The Constitutional Role of our President

Michael Chapman
Business Law A
December 9th, 1998

The President of the United States of America is said to be the most powerful man in the world. The things that he says, the way in which he says them, and the action he takes affects our world on a daily basis. No one individual exerts as much power and clout in the world than the President of the United States. The President is an individual with many roles to play. The President is our Head of State; he is our representative to the entire world. The President is the chief executive officer of the Federal Government. Another role that is not specifically written in the Constitution is that of \'Leader of the Party\', the political party in which the President belongs to. Finally, the President is Commander in Chief of the United States military.
Authority providing for the office of President is derived from the U.S. Constitution, which, in Article II, Section 1, states that "the Executive power shall be vested in a President of the United States of America." The duties and qualifications of the President, term of office, mode of selection and remuneration, grounds and procedure for removal from office, and methods for replacement should the President not complete the term of office are deccribed in Article II of the Constitution, as well as in the 12th, 22nd, and 25th Amendments.
The first Presidential role to be examined will be that of Head of State. The President is the symbol of our country. He is to always represent all citizens of this country and our interests. The President directs U.S. foreign policy in its political, diplomatic, financial and commercial aspects. By provision in the Constitution the President may negotiate treaties, however, only with the "advice and consent of the Senate". However, by precedent and custom the President my negotiate executive agreements with foreign countries that have the force and effect of law and that do not require Congressional approval. The President receives ambassadors and other representative of countries and has the power of recognition. Of the many roles that the President has, this one is probably the most prestigious.

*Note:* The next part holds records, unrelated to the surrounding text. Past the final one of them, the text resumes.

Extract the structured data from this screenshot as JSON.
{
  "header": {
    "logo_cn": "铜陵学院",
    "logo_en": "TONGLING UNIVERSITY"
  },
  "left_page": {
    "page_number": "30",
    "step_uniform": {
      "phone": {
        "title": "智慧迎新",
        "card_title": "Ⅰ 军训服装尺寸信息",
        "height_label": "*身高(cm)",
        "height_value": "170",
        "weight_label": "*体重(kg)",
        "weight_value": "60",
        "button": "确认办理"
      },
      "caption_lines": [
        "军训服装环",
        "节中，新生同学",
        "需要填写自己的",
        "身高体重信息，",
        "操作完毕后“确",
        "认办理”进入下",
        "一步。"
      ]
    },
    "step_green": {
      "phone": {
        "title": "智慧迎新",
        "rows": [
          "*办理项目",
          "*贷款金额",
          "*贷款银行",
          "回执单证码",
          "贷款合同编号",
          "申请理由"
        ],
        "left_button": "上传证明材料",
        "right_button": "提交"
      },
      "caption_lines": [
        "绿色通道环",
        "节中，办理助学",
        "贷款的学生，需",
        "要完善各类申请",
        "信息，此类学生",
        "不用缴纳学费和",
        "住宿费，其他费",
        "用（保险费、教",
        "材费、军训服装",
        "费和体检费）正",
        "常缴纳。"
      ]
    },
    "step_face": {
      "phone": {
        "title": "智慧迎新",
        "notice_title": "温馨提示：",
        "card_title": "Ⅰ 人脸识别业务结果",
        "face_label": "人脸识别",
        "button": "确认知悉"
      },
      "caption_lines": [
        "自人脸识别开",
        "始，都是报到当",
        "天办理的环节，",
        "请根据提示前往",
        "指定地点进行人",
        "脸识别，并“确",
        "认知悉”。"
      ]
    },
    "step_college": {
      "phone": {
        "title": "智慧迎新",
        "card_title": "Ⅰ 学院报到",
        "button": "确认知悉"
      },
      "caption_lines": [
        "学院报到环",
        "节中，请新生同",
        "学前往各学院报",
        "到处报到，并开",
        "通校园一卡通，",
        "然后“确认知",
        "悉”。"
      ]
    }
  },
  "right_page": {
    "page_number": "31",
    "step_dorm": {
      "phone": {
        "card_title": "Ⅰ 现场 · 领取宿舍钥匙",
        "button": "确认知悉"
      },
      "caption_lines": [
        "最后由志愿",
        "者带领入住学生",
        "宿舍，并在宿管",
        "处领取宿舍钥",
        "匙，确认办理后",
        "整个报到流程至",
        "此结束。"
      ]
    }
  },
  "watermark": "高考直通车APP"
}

The President has a vast array of executive and administrative departments working for him. Currently there are 14 executive departments working for him: Department of State, Treasury, Defense, Justice, Interior, Agriculture, Commerce, Labor, Health and Human Services, Housing and Urban Development, Transportation, Energy, Education, and Veterans Affairs. There are also more than 20 administrative agencies such as NASA, FDIC, and the U.S. Postal Service. A separate entity of the Office of the President that serve as some of his closest advisors are those within the Executive Office of the President, comprising of the White House Office, Office of Management and Budget, Council of Economic Advisers, National Security Council, Office of Policy Development, etc., etc. As you can see the President has a plethora of people to advise him.
As Commander in Chief of the Armed Forces the President has the powder to formulate and direct the military strategy of the worlds only remaining Super Power. In the view of many constitutional analyst, the President, as director of foreign policy and as Commander in Chief, has the power to create situations that can result in war, reducing to a formality the Constitutional provision vesting Congress with exclusive power to declare war. The Presidents power to use our military is the power that brings him the most respect from would be aggressors around the world.
The role that the President often plays is that of being Head of his respective Political Party. The President is some times referred to as Fundraiser in Chief because of the massive amounts of funds he is able to raise for his party. The President is always in line with the majority of the members of his party. While this is not a Constitutional role the President is ultimately required to be the Head of his Party to ensure the support of his party in the next election.
President Harry Truman said, "No one who has not had the responsibility can really understand what it is like…not even his closest aides or members of his family". President John Kennedy called it "a formidable, exposed, and somewhat